TASK OBJECTIVE → Each record that follows should be reproduced in full, character for character.

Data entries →
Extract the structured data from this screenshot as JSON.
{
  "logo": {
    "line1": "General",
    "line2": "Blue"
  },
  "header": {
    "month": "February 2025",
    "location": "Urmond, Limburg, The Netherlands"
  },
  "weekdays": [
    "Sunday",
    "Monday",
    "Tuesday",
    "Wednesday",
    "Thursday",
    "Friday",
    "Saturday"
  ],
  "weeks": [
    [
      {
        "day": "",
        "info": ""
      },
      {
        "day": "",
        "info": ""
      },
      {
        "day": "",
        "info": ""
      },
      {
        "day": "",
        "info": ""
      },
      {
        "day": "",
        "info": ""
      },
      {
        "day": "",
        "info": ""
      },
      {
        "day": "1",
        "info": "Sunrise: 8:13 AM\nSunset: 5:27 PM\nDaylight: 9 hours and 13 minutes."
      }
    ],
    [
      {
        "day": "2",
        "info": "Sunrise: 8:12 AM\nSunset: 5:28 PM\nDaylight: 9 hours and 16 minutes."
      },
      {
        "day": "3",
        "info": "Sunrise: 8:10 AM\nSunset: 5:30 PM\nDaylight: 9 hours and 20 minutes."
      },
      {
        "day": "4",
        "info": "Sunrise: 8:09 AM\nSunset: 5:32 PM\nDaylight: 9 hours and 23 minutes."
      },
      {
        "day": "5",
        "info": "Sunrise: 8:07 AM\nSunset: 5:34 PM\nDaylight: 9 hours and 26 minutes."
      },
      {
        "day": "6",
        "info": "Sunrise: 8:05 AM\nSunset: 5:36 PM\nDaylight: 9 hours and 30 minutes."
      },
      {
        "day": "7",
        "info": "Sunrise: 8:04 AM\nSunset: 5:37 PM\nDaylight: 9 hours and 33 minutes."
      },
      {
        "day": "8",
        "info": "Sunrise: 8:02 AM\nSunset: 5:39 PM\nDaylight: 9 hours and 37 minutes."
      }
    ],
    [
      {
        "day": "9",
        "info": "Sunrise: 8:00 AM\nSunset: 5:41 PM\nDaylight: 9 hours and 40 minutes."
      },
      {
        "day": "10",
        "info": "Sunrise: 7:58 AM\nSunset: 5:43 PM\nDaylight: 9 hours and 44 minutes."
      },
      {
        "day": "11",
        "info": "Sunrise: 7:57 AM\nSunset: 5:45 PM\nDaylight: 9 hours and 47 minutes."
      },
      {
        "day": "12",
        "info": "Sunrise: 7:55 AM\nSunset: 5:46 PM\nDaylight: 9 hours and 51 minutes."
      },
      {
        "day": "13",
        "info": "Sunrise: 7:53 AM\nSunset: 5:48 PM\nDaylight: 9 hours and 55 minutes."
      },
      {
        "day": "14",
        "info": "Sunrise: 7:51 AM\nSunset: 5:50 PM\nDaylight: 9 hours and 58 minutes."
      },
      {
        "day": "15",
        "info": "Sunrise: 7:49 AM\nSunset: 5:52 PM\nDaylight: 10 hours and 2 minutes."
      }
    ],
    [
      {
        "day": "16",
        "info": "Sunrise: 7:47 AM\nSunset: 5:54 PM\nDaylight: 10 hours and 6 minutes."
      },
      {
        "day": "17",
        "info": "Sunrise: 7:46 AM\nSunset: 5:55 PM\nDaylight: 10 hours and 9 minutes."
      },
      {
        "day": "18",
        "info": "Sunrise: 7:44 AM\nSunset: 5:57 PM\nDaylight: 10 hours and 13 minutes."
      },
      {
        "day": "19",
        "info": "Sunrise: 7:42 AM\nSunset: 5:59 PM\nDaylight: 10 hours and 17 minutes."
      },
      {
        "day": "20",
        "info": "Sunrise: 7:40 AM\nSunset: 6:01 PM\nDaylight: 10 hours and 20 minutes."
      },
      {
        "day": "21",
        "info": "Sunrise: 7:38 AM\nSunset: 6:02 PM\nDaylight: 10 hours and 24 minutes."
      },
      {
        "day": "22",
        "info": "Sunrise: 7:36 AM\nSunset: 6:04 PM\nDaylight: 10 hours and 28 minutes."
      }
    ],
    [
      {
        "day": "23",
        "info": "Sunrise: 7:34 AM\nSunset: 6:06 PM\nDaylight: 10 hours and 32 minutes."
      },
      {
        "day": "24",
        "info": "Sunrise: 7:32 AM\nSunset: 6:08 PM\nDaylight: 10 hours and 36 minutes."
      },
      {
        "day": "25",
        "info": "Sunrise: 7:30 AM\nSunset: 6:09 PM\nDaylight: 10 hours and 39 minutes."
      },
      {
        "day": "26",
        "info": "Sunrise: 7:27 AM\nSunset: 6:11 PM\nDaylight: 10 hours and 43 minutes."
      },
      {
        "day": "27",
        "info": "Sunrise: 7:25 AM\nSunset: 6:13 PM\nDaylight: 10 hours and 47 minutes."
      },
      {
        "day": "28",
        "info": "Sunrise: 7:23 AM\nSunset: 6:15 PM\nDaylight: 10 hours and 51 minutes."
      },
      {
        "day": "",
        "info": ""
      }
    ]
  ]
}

SOLUTION →
Extract the structured data from this screenshot as JSON.
{
  "logo": {
    "line1": "General",
    "line2": "Blue"
  },
  "header": {
    "month": "February 2025",
    "location": "Urmond, Limburg, The Netherlands"
  },
  "weekdays": [
    "Sunday",
    "Monday",
    "Tuesday",
    "Wednesday",
    "Thursday",
    "Friday",
    "Saturday"
  ],
  "weeks": [
    [
      {
        "day": "",
        "info": ""
      },
      {
        "day": "",
        "info": ""
      },
      {
        "day": "",
        "info": ""
      },
      {
        "day": "",
        "info": ""
      },
      {
        "day": "",
        "info": ""
      },
      {
        "day": "",
        "info": ""
      },
      {
        "day": "1",
        "info": "Sunrise: 8:13 AM\nSunset: 5:27 PM\nDaylight: 9 hours and 13 minutes."
      }
    ],
    [
      {
        "day": "2",
        "info": "Sunrise: 8:12 AM\nSunset: 5:28 PM\nDaylight: 9 hours and 16 minutes."
      },
      {
        "day": "3",
        "info": "Sunrise: 8:10 AM\nSunset: 5:30 PM\nDaylight: 9 hours and 20 minutes."
      },
      {
        "day": "4",
        "info": "Sunrise: 8:09 AM\nSunset: 5:32 PM\nDaylight: 9 hours and 23 minutes."
      },
      {
        "day": "5",
        "info": "Sunrise: 8:07 AM\nSunset: 5:34 PM\nDaylight: 9 hours and 26 minutes."
      },
      {
        "day": "6",
        "info": "Sunrise: 8:05 AM\nSunset: 5:36 PM\nDaylight: 9 hours and 30 minutes."
      },
      {
        "day": "7",
        "info": "Sunrise: 8:04 AM\nSunset: 5:37 PM\nDaylight: 9 hours and 33 minutes."
      },
      {
        "day": "8",
        "info": "Sunrise: 8:02 AM\nSunset: 5:39 PM\nDaylight: 9 hours and 37 minutes."
      }
    ],
    [
      {
        "day": "9",
        "info": "Sunrise: 8:00 AM\nSunset: 5:41 PM\nDaylight: 9 hours and 40 minutes."
      },
      {
        "day": "10",
        "info": "Sunrise: 7:58 AM\nSunset: 5:43 PM\nDaylight: 9 hours and 44 minutes."
      },
      {
        "day": "11",
        "info": "Sunrise: 7:57 AM\nSunset: 5:45 PM\nDaylight: 9 hours and 47 minutes."
      },
      {
        "day": "12",
        "info": "Sunrise: 7:55 AM\nSunset: 5:46 PM\nDaylight: 9 hours and 51 minutes."
      },
      {
        "day": "13",
        "info": "Sunrise: 7:53 AM\nSunset: 5:48 PM\nDaylight: 9 hours and 55 minutes."
      },
      {
        "day": "14",
        "info": "Sunrise: 7:51 AM\nSunset: 5:50 PM\nDaylight: 9 hours and 58 minutes."
      },
      {
        "day": "15",
        "info": "Sunrise: 7:49 AM\nSunset: 5:52 PM\nDaylight: 10 hours and 2 minutes."
      }
    ],
    [
      {
        "day": "16",
        "info": "Sunrise: 7:47 AM\nSunset: 5:54 PM\nDaylight: 10 hours and 6 minutes."
      },
      {
        "day": "17",
        "info": "Sunrise: 7:46 AM\nSunset: 5:55 PM\nDaylight: 10 hours and 9 minutes."
      },
      {
        "day": "18",
        "info": "Sunrise: 7:44 AM\nSunset: 5:57 PM\nDaylight: 10 hours and 13 minutes."
      },
      {
        "day": "19",
        "info": "Sunrise: 7:42 AM\nSunset: 5:59 PM\nDaylight: 10 hours and 17 minutes."
      },
      {
        "day": "20",
        "info": "Sunrise: 7:40 AM\nSunset: 6:01 PM\nDaylight: 10 hours and 20 minutes."
      },
      {
        "day": "21",
        "info": "Sunrise: 7:38 AM\nSunset: 6:02 PM\nDaylight: 10 hours and 24 minutes."
      },
      {
        "day": "22",
        "info": "Sunrise: 7:36 AM\nSunset: 6:04 PM\nDaylight: 10 hours and 28 minutes."
      }
    ],
    [
      {
        "day": "23",
        "info": "Sunrise: 7:34 AM\nSunset: 6:06 PM\nDaylight: 10 hours and 32 minutes."
      },
      {
        "day": "24",
        "info": "Sunrise: 7:32 AM\nSunset: 6:08 PM\nDaylight: 10 hours and 36 minutes."
      },
      {
        "day": "25",
        "info": "Sunrise: 7:30 AM\nSunset: 6:09 PM\nDaylight: 10 hours and 39 minutes."
      },
      {
        "day": "26",
        "info": "Sunrise: 7:27 AM\nSunset: 6:11 PM\nDaylight: 10 hours and 43 minutes."
      },
      {
        "day": "27",
        "info": "Sunrise: 7:25 AM\nSunset: 6:13 PM\nDaylight: 10 hours and 47 minutes."
      },
      {
        "day": "28",
        "info": "Sunrise: 7:23 AM\nSunset: 6:15 PM\nDaylight: 10 hours and 51 minutes."
      },
      {
        "day": "",
        "info": ""
      }
    ]
  ]
}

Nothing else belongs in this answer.